Activity –
Your answer should be every line of the entries that has the string "companies" in it.

Data to process Start Marker

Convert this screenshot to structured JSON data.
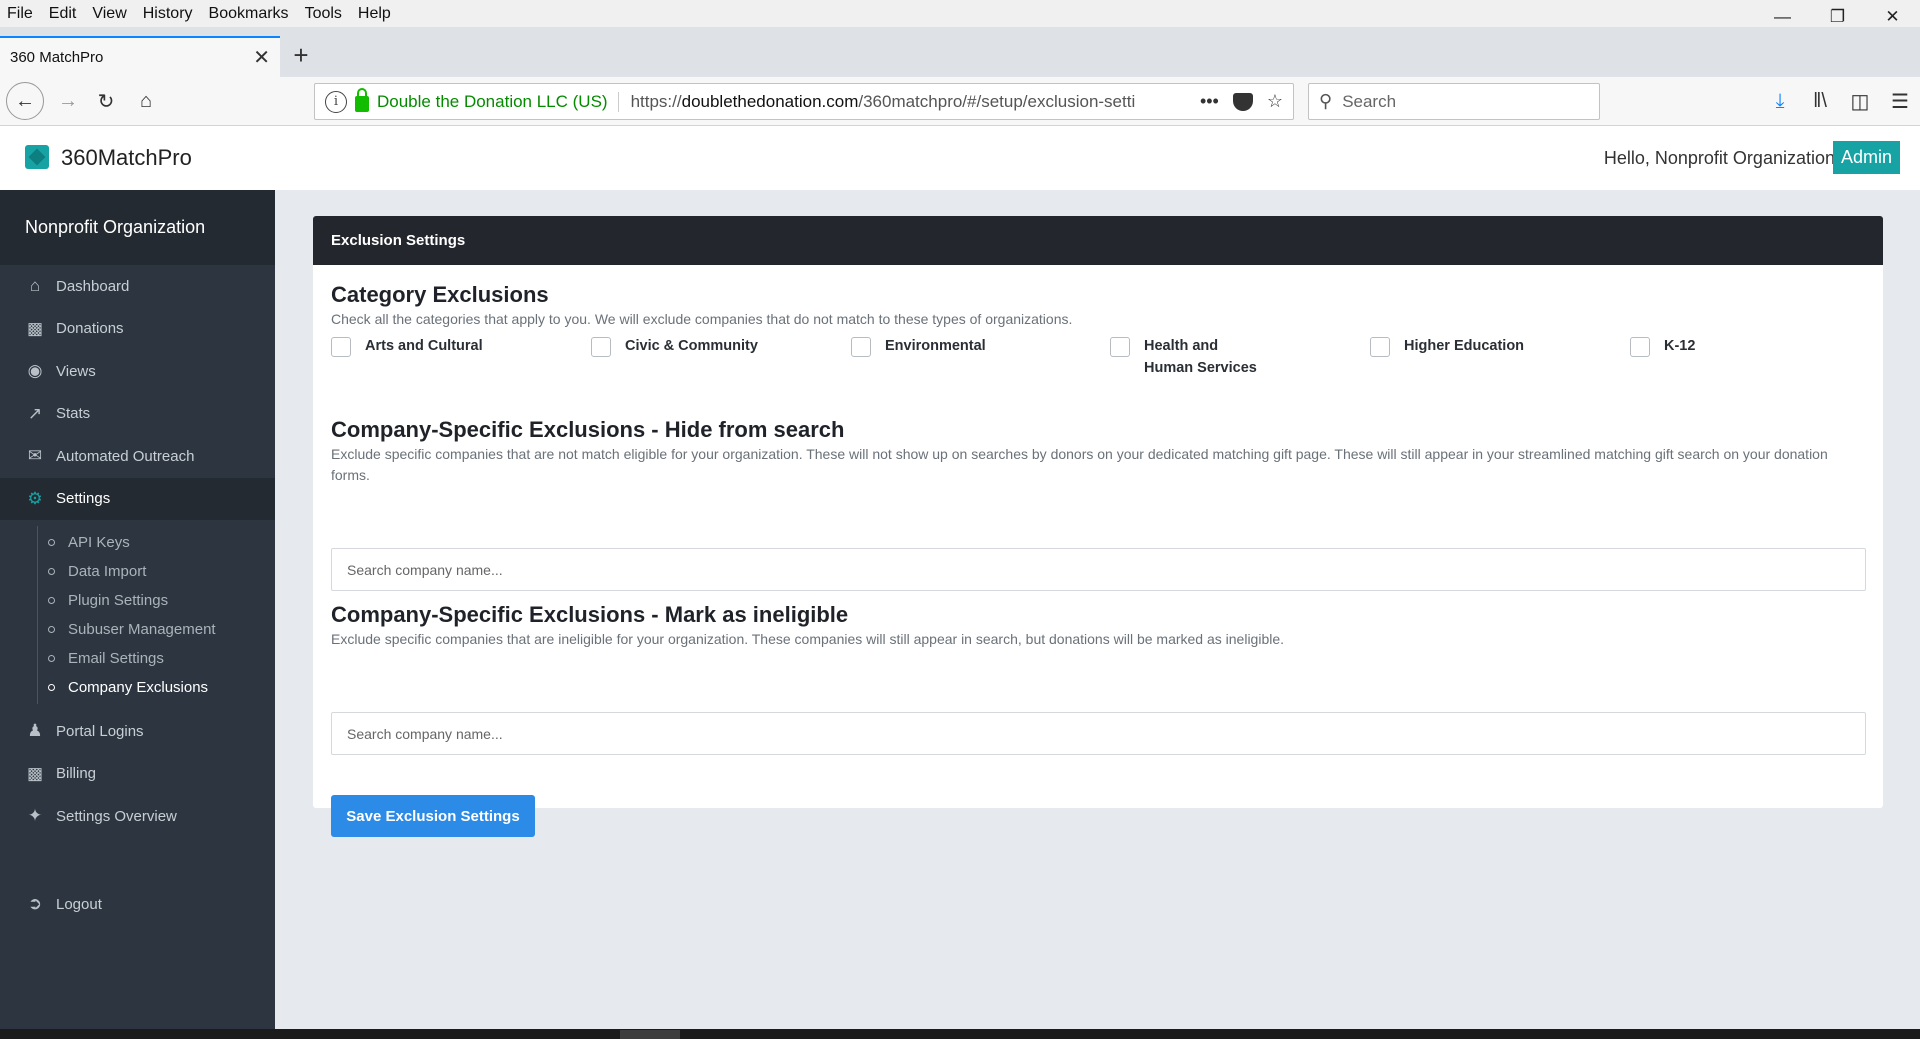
{
  "browser": {
    "menu": [
      "File",
      "Edit",
      "View",
      "History",
      "Bookmarks",
      "Tools",
      "Help"
    ],
    "tab_title": "360 MatchPro",
    "site_identity": "Double the Donation LLC (US)",
    "url_prefix": "https://",
    "url_host": "doublethedonation.com",
    "url_path": "/360matchpro/#/setup/exclusion-setti",
    "search_placeholder": "Search",
    "colors": {
      "accent": "#0a84ff",
      "secure": "#058b00"
    }
  },
  "header": {
    "app_name": "360MatchPro",
    "greeting": "Hello, Nonprofit Organization",
    "role_badge": "Admin",
    "brand_color": "#17a2a4"
  },
  "sidebar": {
    "org_name": "Nonprofit Organization",
    "items": [
      {
        "label": "Dashboard",
        "icon": "home-icon"
      },
      {
        "label": "Donations",
        "icon": "money-icon"
      },
      {
        "label": "Views",
        "icon": "eye-icon"
      },
      {
        "label": "Stats",
        "icon": "chart-icon"
      },
      {
        "label": "Automated Outreach",
        "icon": "envelope-icon"
      },
      {
        "label": "Settings",
        "icon": "gears-icon"
      }
    ],
    "settings_subitems": [
      "API Keys",
      "Data Import",
      "Plugin Settings",
      "Subuser Management",
      "Email Settings",
      "Company Exclusions"
    ],
    "items_after": [
      {
        "label": "Portal Logins",
        "icon": "user-icon"
      },
      {
        "label": "Billing",
        "icon": "money-icon"
      },
      {
        "label": "Settings Overview",
        "icon": "wrench-icon"
      }
    ],
    "logout": "Logout"
  },
  "main": {
    "card_title": "Exclusion Settings",
    "category": {
      "title": "Category Exclusions",
      "description": "Check all the categories that apply to you. We will exclude companies that do not match to these types of organizations.",
      "options": [
        "Arts and Cultural",
        "Civic & Community",
        "Environmental",
        "Health and Human Services",
        "Higher Education",
        "K-12"
      ]
    },
    "hide_section": {
      "title": "Company-Specific Exclusions - Hide from search",
      "description": "Exclude specific companies that are not match eligible for your organization. These will not show up on searches by donors on your dedicated matching gift page. These will still appear in your streamlined matching gift search on your donation forms.",
      "placeholder": "Search company name..."
    },
    "ineligible_section": {
      "title": "Company-Specific Exclusions - Mark as ineligible",
      "description": "Exclude specific companies that are ineligible for your organization. These companies will still appear in search, but donations will be marked as ineligible.",
      "placeholder": "Search company name..."
    },
    "save_label": "Save Exclusion Settings",
    "save_color": "#2b8be6"
  }
}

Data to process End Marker

Worked solution –
      "description": "Check all the categories that apply to you. We will exclude companies that do not match to these types of organizations.",
      "description": "Exclude specific companies that are not match eligible for your organization. These will not show up on searches by donors on your dedicated matching gift page. These will still appear in your streamlined matching gift search on your donation forms.",
      "description": "Exclude specific companies that are ineligible for your organization. These companies will still appear in search, but donations will be marked as ineligible.",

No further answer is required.